On 27 September 2023, the European Systemic Risk Board (ESRB) published advice on the prudential treatment of environmental and social risks.

The advice highlights the specificity of risks related to climate change, which can be expected to become an important driver of broader environmental and social risks, and the challenges of tackling such risks in the existing prudential framework. The advice builds on established positions of the ESRB, as outlined in particular in its contribution to the European Commission’s call for advice on the 2022 Review of the EU Macroprudential Framework.

The advice highlights the following:

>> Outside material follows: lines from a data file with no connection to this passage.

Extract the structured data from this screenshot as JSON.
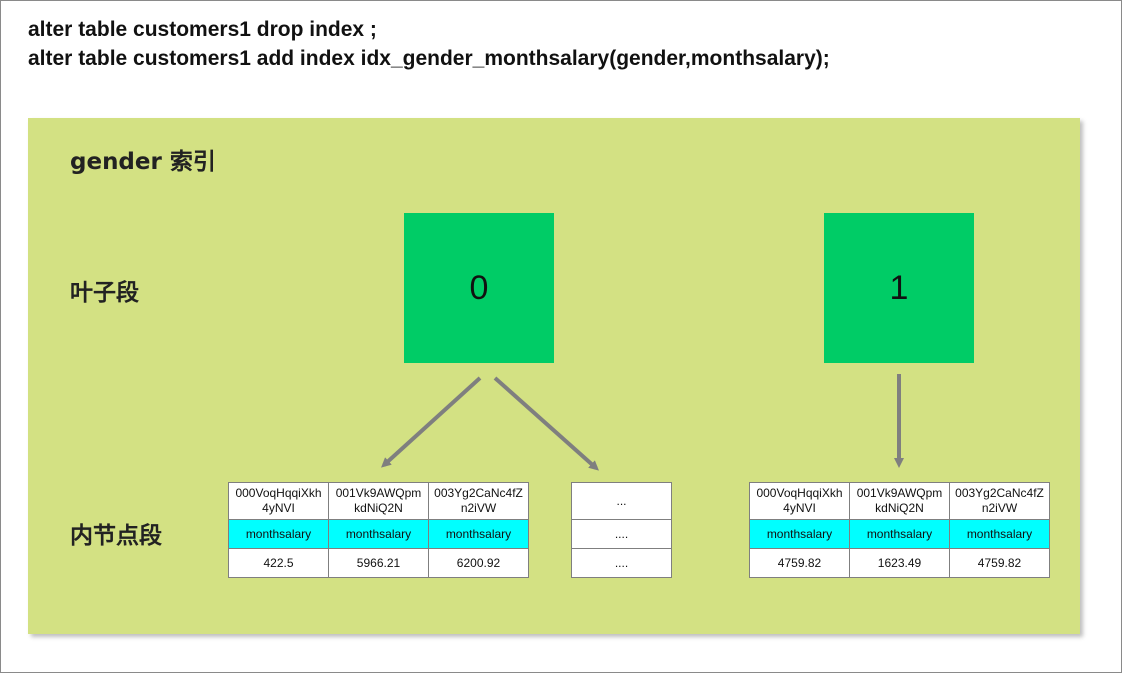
{
  "sql_lines": [
    "alter table customers1 drop index ;",
    "alter table customers1 add index idx_gender_monthsalary(gender,monthsalary);"
  ],
  "panel_title": "gender 索引",
  "row_labels": {
    "leaf": "叶子段",
    "internal": "内节点段"
  },
  "leaf_nodes": [
    "0",
    "1"
  ],
  "node_left": {
    "keys": [
      "000VoqHqqiXkh4yNVI",
      "001Vk9AWQpmkdNiQ2N",
      "003Yg2CaNc4fZn2iVW"
    ],
    "keys_line1": [
      "000VoqHqqiXkh",
      "001Vk9AWQpm",
      "003Yg2CaNc4fZ"
    ],
    "keys_line2": [
      "4yNVI",
      "kdNiQ2N",
      "n2iVW"
    ],
    "field": [
      "monthsalary",
      "monthsalary",
      "monthsalary"
    ],
    "values": [
      "422.5",
      "5966.21",
      "6200.92"
    ]
  },
  "node_ellipsis": [
    "...",
    "....",
    "...."
  ],
  "node_right": {
    "keys_line1": [
      "000VoqHqqiXkh",
      "001Vk9AWQpm",
      "003Yg2CaNc4fZ"
    ],
    "keys_line2": [
      "4yNVI",
      "kdNiQ2N",
      "n2iVW"
    ],
    "field": [
      "monthsalary",
      "monthsalary",
      "monthsalary"
    ],
    "values": [
      "4759.82",
      "1623.49",
      "4759.82"
    ]
  },
  "colors": {
    "panel": "#d3e183",
    "leaf": "#00cc66",
    "field_row": "#00ffff",
    "arrow": "#7f7f7f"
  }
}
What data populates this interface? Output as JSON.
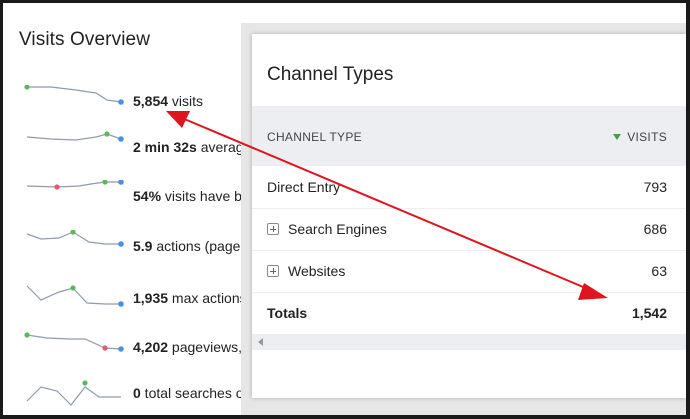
{
  "overview": {
    "title": "Visits Overview",
    "rows": [
      {
        "value": "5,854",
        "text": " visits",
        "last_dot": "#4a90e2"
      },
      {
        "value": "2 min 32s",
        "text": " averag",
        "last_dot": "#4a90e2"
      },
      {
        "value": "54%",
        "text": " visits have bo",
        "last_dot": "#4a90e2"
      },
      {
        "value": "5.9",
        "text": " actions (page",
        "last_dot": "#4a90e2"
      },
      {
        "value": "1,935",
        "text": " max actions",
        "last_dot": "#4a90e2"
      },
      {
        "value": "4,202",
        "text": " pageviews,",
        "last_dot": "#4a90e2"
      },
      {
        "value": "0",
        "text": " total searches o",
        "last_dot": "#4a90e2"
      }
    ]
  },
  "channel_types": {
    "title": "Channel Types",
    "header": {
      "label": "CHANNEL TYPE",
      "visits": "VISITS"
    },
    "rows": [
      {
        "label": "Direct Entry",
        "value": "793",
        "expandable": false
      },
      {
        "label": "Search Engines",
        "value": "686",
        "expandable": true
      },
      {
        "label": "Websites",
        "value": "63",
        "expandable": true
      }
    ],
    "totals": {
      "label": "Totals",
      "value": "1,542"
    }
  },
  "colors": {
    "sparkline": "#8e9bb0",
    "dot_green": "#5cb85c",
    "dot_red": "#e8596e",
    "dot_blue": "#4a90e2",
    "sort_icon": "#43a047",
    "annotation_arrow": "#e0141e"
  }
}
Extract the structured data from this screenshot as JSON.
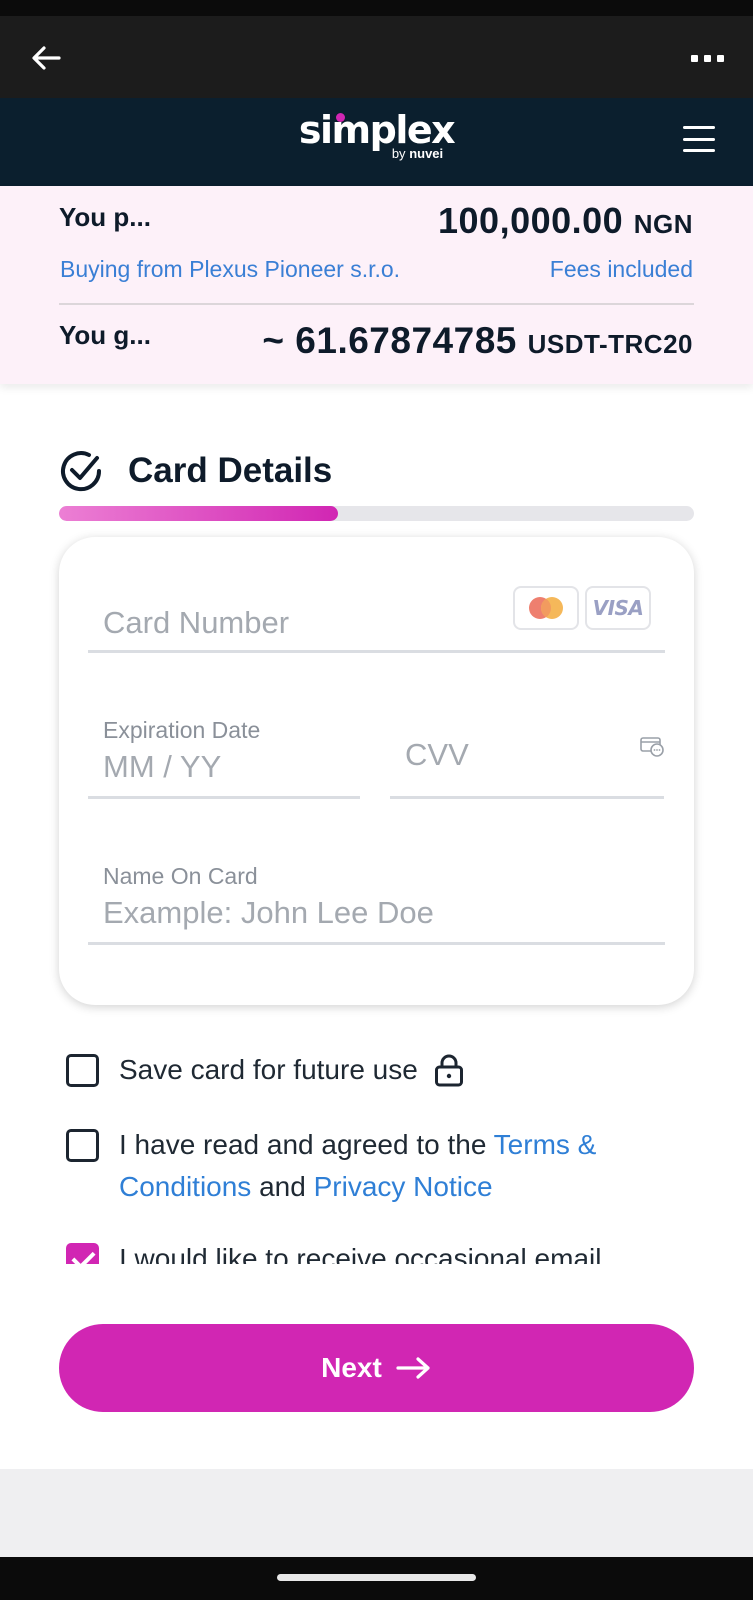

  • The conventional risk management methods used by financial institutions and supervisors have clear shortcomings and may not be suitable for properly capturing the full range of climate-related financial risks, as these methods are based on historical data that do not reflect the new risk patterns that will emerge as a result of climate change.
  • In view of the rapidly evolving nature of physical risks and transition risks linked to climate change, the ESRB welcomes the fact that the European Banking Authority (EBA) is assessing the prudential treatment of environmental and social risks well before the date stipulated in the regulation.
  • While some forward-looking elements can and should be used for the calibration of micro prudential requirements, macroprudential tools may also be needed to deal with the heightened overall uncertainty caused by climate change and the associated system-wide environmental, social and political risks that are to be expected.
  • The ESRB considers that macroprudential policies have a role to play in addressing the systemic dimension of climate-related risks and in contemplating micro prudential policies targeting climate-related risks.
  • The ESRB is of the view that the macroprudential framework can already be used in its current form to address climate risks, notably through systemic risk buffers (SyRB) and borrower-based measures (BBMs), although some targeted adjustments are needed.
  • The ESRB would welcome a review by the EBA, in the near term, of its guidelines on the appropriate subsets of sectoral exposures to which an SyRB may be applied.
  • The SyRB has already been identified as a possible macroprudential tool to guard against systemic aspects of climate risks in the EU.
  • A sectoral SyRB may be an adequate tool to increase resilience to concentrated exposures to those sectors or geographies that are most vulnerable to climate risks, provided that it can be designed with sufficient granularity.
  • BBMs could usefully complement capital-based measures to mitigate particular climate-related financial risks.
  • The ESRB is of the opinion that BBMs should already form part of national macroprudential toolkits in the short to medium term and that their design should allow them to be used to mitigate climate-related financial risks.

For further updates on regulatory developments in the ESG space please visit our Financial Services Regulatory Developments in ESG hub.